Records from a data collection:
%%

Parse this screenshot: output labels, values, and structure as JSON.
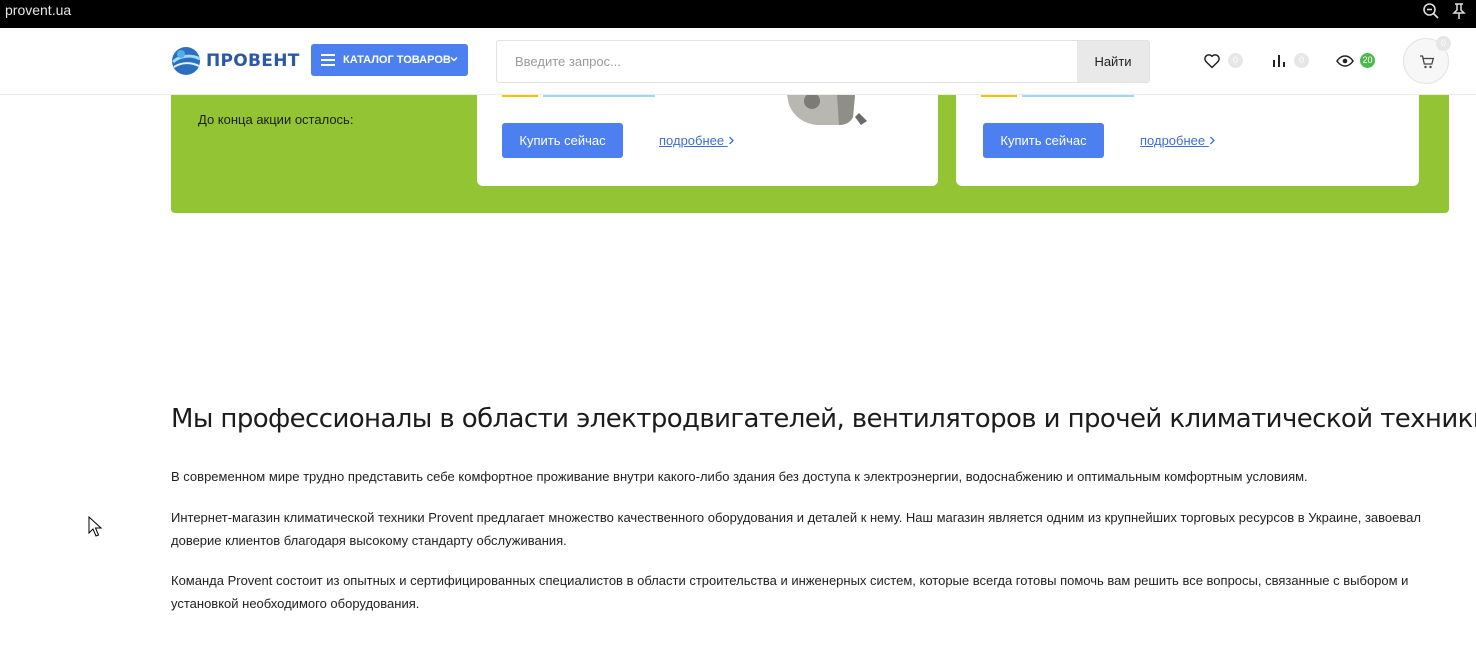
{
  "browser": {
    "url": "provent.ua"
  },
  "header": {
    "logo_text": "ПРОВЕНТ",
    "catalog_label": "КАТАЛОГ ТОВАРОВ",
    "search_placeholder": "Введите запрос...",
    "search_button": "Найти",
    "counters": {
      "wishlist": "0",
      "compare": "0",
      "viewed": "20",
      "cart": "0"
    }
  },
  "promo": {
    "countdown_label": "До конца акции осталось:",
    "cards": [
      {
        "buy_label": "Купить сейчас",
        "more_label": "подробнее"
      },
      {
        "buy_label": "Купить сейчас",
        "more_label": "подробнее"
      }
    ]
  },
  "about": {
    "title": "Мы профессионалы в области электродвигателей, вентиляторов и прочей климатической техники",
    "paragraphs": [
      "В современном мире трудно представить себе комфортное проживание внутри какого-либо здания без доступа к электроэнергии, водоснабжению и оптимальным комфортным условиям.",
      "Интернет-магазин климатической техники Provent предлагает множество качественного оборудования и деталей к нему. Наш магазин является одним из крупнейших торговых ресурсов в Украине, завоевал доверие клиентов благодаря высокому стандарту обслуживания.",
      "Команда Provent состоит из опытных и сертифицированных специалистов в области строительства и инженерных систем, которые всегда готовы помочь вам решить все вопросы, связанные с выбором и установкой необходимого оборудования."
    ]
  },
  "colors": {
    "accent_blue": "#4c7ff0",
    "promo_green": "#93c434",
    "viewed_badge": "#4cb84c"
  }
}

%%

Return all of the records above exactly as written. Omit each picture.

Parse this screenshot: output labels, values, and structure as JSON.
{
  "browser": {
    "url": "provent.ua"
  },
  "header": {
    "logo_text": "ПРОВЕНТ",
    "catalog_label": "КАТАЛОГ ТОВАРОВ",
    "search_placeholder": "Введите запрос...",
    "search_button": "Найти",
    "counters": {
      "wishlist": "0",
      "compare": "0",
      "viewed": "20",
      "cart": "0"
    }
  },
  "promo": {
    "countdown_label": "До конца акции осталось:",
    "cards": [
      {
        "buy_label": "Купить сейчас",
        "more_label": "подробнее"
      },
      {
        "buy_label": "Купить сейчас",
        "more_label": "подробнее"
      }
    ]
  },
  "about": {
    "title": "Мы профессионалы в области электродвигателей, вентиляторов и прочей климатической техники",
    "paragraphs": [
      "В современном мире трудно представить себе комфортное проживание внутри какого-либо здания без доступа к электроэнергии, водоснабжению и оптимальным комфортным условиям.",
      "Интернет-магазин климатической техники Provent предлагает множество качественного оборудования и деталей к нему. Наш магазин является одним из крупнейших торговых ресурсов в Украине, завоевал доверие клиентов благодаря высокому стандарту обслуживания.",
      "Команда Provent состоит из опытных и сертифицированных специалистов в области строительства и инженерных систем, которые всегда готовы помочь вам решить все вопросы, связанные с выбором и установкой необходимого оборудования."
    ]
  },
  "colors": {
    "accent_blue": "#4c7ff0",
    "promo_green": "#93c434",
    "viewed_badge": "#4cb84c"
  }
}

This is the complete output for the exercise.